  21. Greg

    Sad reality is it’s more complex than you’ve portrayed in your little 1000 word blog post, and there’s competing interests more nuanced than FREE SPEECH GOOD CENSORSHIP BAD >:(

    There’s competing interests involved, and you’re only arguing that there shouldn’t be a rearticulation or examination of how online media have changed how we interact with each other, and how the law should adapt, because you’re afraid it will encroach on your little sphere.

    I really enjoy the irony of a guy who bitches constantly about all the spam bots who infest his wall trying to shill things and spread misinformation complaining about a regulation of online speech. I can’t imagine how you’d react if they were releasing personal information about you, talking about your personal appearance, professional competency, threatening you in real life, or otherwise “speaking” in ways that would be tortious or criminal in any other context.

    You’re not interested in all that, you just wanna mash words into your keyboard, and that’s as far as the analysis goes.

    Also I really enjoy the fact that my comments are being screened for their content now that I’m posting something contrary to your posts. Free speech until it’s speech that you disagree with, I understand lil SHG-san.

  22. SHG

    Your comments are now being moderated because they waste my bandwidth and contribute nothing to the discussion. This is why your other comment hasn’t been posted. Whether that pleases you doesn’t matter. If you want to write, start a blog. You have no right to make people here stupider to salvage your dignity on my dime.

    Edit: I’ve changed my mind and posted your other comment. In the meantime, you remain moderated, but you’ve been given enormous lattitude in this comment thread and came up empty. Write all you want. Just not here. If you come up with something worth post, it will be posted. If you post more nonsense like “lil SHG-san,” then do it on your own dime or find some nutjob blog that appreciates your wisdom.

  23. SHG

    I had initially decided to toss this comment, as it was devoid of substance and an attempt at a personal attack without having the balls to include a full name. But upon reflection, I decided it was really pretty funny, so I posted it anyway.

    And I enjoy references to pop culture as much as the next guy. Maybe even more.

  24. Jordan

    Greg, don’t listen to Scott. I, for one, appreciate the frothy, scintillating mix of sheer stupidity and ironic hypocrisy that your comments have added to this fine dark morning.

    Your comments are not just regular, run of the mill stupid.
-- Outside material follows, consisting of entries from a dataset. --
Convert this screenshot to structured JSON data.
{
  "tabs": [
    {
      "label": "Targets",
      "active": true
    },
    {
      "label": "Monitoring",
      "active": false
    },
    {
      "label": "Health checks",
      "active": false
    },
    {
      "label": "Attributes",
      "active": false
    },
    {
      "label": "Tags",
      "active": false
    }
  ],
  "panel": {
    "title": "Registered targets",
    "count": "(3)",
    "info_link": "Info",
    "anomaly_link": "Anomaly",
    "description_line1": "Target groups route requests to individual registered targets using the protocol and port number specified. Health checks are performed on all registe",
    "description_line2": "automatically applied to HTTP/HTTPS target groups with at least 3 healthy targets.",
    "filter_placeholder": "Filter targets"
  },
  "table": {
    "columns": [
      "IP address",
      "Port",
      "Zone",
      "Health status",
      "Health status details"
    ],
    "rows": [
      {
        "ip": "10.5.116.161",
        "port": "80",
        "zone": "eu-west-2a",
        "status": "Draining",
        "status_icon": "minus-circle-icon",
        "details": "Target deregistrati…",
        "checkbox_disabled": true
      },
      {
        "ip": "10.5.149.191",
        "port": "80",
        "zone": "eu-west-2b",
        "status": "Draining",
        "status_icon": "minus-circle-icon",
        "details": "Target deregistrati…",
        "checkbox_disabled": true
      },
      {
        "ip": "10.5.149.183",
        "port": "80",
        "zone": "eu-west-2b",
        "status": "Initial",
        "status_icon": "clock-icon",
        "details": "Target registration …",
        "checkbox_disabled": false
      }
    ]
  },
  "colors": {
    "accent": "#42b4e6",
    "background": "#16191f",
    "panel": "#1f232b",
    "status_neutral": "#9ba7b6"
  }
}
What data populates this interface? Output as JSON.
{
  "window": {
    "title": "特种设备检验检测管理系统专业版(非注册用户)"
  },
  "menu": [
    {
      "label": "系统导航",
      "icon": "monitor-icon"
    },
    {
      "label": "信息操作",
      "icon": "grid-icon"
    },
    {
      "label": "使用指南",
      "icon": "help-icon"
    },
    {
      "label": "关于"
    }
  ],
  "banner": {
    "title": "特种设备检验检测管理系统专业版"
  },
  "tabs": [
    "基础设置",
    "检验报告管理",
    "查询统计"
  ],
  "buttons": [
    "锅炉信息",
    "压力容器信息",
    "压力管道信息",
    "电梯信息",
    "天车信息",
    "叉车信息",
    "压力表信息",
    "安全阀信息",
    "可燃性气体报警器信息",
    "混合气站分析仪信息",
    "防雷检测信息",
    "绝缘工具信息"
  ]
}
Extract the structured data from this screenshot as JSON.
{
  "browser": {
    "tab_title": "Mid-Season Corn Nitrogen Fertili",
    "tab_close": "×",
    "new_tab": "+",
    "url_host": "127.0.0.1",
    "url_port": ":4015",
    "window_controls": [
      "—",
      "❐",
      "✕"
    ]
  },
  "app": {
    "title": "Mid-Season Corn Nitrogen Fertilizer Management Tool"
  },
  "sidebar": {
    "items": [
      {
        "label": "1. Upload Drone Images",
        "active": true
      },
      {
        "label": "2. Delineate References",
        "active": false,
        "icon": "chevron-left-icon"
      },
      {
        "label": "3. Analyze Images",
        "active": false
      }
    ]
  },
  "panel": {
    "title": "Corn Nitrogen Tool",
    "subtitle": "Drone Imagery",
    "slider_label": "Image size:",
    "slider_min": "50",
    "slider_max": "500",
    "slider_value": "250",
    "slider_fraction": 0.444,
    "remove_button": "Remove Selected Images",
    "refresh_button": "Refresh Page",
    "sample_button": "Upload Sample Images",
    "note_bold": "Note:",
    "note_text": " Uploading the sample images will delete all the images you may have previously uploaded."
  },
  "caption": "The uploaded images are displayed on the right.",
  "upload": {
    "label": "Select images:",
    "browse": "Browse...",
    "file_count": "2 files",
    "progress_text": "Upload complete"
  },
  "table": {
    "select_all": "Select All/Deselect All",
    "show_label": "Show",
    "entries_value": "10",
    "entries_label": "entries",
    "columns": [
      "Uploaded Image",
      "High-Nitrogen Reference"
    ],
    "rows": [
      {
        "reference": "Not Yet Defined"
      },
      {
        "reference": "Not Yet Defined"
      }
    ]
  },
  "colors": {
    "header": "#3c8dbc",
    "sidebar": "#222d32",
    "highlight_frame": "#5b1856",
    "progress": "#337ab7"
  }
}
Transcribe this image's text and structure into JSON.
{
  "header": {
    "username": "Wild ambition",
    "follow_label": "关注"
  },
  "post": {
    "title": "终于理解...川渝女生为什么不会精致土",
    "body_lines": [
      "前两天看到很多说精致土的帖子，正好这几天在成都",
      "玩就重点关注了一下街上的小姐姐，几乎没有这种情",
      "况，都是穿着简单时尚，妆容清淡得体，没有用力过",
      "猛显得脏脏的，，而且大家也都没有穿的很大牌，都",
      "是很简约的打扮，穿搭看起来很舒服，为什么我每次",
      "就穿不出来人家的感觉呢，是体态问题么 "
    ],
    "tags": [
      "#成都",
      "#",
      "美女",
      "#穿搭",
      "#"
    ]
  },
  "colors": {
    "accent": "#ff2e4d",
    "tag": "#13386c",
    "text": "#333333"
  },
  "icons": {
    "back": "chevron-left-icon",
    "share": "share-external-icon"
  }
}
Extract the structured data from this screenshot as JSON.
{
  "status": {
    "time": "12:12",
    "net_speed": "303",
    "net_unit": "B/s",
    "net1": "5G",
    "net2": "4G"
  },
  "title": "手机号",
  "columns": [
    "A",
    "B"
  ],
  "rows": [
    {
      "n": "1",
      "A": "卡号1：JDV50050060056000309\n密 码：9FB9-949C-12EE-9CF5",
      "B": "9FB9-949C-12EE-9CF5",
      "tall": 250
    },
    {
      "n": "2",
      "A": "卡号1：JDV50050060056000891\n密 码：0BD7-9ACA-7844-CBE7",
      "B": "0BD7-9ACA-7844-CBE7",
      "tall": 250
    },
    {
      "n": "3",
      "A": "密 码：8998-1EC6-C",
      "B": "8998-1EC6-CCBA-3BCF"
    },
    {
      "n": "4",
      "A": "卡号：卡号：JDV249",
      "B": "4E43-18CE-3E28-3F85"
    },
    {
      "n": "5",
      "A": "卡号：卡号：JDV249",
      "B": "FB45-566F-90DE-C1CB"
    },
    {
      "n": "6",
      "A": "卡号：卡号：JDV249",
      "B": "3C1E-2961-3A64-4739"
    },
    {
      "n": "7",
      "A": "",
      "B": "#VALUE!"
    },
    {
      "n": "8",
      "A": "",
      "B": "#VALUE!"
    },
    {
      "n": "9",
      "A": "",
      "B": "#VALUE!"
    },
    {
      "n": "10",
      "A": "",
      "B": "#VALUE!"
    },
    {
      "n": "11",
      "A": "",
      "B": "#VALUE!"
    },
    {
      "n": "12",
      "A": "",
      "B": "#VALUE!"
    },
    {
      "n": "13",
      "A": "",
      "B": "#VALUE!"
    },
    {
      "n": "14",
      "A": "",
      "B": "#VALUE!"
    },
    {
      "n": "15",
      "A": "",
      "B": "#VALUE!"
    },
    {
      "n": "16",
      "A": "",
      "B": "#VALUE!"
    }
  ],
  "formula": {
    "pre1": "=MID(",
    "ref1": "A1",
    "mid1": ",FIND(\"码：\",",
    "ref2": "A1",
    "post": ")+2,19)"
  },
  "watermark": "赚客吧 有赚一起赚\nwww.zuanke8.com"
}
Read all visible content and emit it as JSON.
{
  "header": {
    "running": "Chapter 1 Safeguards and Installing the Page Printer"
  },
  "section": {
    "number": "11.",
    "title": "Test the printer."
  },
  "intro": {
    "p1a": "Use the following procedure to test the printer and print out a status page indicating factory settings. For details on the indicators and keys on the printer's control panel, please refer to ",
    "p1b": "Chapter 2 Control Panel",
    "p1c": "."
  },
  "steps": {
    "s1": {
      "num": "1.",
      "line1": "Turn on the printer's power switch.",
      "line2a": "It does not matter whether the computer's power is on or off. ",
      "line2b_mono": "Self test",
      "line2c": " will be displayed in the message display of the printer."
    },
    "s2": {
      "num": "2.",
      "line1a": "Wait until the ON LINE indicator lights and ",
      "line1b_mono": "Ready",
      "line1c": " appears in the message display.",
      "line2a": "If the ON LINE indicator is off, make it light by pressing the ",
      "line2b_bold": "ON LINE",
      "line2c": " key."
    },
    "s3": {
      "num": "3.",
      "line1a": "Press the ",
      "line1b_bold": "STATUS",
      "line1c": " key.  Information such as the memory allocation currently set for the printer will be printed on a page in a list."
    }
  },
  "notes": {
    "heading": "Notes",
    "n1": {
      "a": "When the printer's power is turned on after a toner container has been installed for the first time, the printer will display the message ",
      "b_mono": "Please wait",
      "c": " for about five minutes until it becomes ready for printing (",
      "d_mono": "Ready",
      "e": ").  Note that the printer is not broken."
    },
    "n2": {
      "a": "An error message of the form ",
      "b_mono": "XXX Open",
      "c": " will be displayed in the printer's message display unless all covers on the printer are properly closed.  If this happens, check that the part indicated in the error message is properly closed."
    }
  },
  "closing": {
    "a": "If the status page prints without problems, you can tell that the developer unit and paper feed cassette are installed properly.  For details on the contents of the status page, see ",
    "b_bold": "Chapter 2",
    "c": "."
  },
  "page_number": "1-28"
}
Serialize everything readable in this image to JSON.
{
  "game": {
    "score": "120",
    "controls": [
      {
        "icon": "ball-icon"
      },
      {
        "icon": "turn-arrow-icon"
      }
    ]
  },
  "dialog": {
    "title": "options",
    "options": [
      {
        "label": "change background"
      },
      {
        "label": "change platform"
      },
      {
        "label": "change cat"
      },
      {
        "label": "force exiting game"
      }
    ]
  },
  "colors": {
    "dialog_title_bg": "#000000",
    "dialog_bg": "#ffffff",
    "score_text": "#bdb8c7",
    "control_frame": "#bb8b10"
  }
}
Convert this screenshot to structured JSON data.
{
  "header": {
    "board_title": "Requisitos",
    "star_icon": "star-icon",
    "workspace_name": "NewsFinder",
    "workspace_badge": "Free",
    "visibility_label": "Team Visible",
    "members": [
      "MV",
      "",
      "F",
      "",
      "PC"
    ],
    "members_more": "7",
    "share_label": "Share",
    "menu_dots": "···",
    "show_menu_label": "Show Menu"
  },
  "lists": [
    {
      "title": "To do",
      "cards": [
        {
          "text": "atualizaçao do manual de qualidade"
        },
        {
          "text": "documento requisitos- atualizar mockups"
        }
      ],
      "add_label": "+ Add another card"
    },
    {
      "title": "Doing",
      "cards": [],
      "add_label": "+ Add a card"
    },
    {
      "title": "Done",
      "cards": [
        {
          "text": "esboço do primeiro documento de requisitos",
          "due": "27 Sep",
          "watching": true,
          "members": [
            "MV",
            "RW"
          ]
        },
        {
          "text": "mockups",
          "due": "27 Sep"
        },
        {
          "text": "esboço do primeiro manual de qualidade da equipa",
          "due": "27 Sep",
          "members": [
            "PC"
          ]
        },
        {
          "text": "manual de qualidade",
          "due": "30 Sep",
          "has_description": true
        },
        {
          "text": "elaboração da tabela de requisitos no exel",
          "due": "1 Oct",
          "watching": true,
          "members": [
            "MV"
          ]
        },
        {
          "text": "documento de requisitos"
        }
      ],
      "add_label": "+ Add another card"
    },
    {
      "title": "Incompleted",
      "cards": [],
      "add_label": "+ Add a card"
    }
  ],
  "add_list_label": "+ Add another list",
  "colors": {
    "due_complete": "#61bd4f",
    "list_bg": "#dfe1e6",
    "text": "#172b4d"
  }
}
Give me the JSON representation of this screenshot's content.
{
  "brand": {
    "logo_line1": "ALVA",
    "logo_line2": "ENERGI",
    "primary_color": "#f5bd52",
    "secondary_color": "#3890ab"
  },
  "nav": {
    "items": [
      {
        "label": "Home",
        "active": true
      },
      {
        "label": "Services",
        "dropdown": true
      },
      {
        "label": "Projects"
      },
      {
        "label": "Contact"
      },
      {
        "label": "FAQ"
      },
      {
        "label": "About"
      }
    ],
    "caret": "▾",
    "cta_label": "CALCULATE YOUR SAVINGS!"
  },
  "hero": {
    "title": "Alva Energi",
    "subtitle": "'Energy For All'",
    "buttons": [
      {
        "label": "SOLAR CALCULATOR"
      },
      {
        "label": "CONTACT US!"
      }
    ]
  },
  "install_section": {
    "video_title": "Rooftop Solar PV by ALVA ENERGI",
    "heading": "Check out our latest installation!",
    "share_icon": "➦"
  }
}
No, it’s like you wanted to showcase just how ignorant you can be for everyone. Putting on such a sad, helpless display of ineptitude takes a certain kind of talent.

    Just keep being awesome, bro!

  25. SHG

    That’s not nice. If anybody is going to be mean around here, it’s me. Don’t make me have to spank you.

  26. N Gertner

    There is entirely too much testosterone at this blog. In any event, stop responding to Greg – he is clearly one of “Them” . . . lol

  27. Jess

    There is inherent risk if you have a blog or are a journalist. If it’s a blog, then you are under no obligation to allow someone who violates your rules of conduct to post. If they send threats to a private email account then (1) delete the private email account, (2) if the threats appear credible, file a police report – if it escalates then a restraining order. Censorship is NEVER the answer. And Greg, the whole “free speech good, censorship bad” still holds up. It held up when the First Amendment was drafted and it still holds up today. Just because the internet has changed the way we communicate, It doesn’t require that law adapt to it, it should require that we not allow censorious asshats as yourself to dilute the original intent of that law because someone doesn’t want their widdle feelings hurt. If someone is under serious threat there are existing laws to address that.

Comments are closed.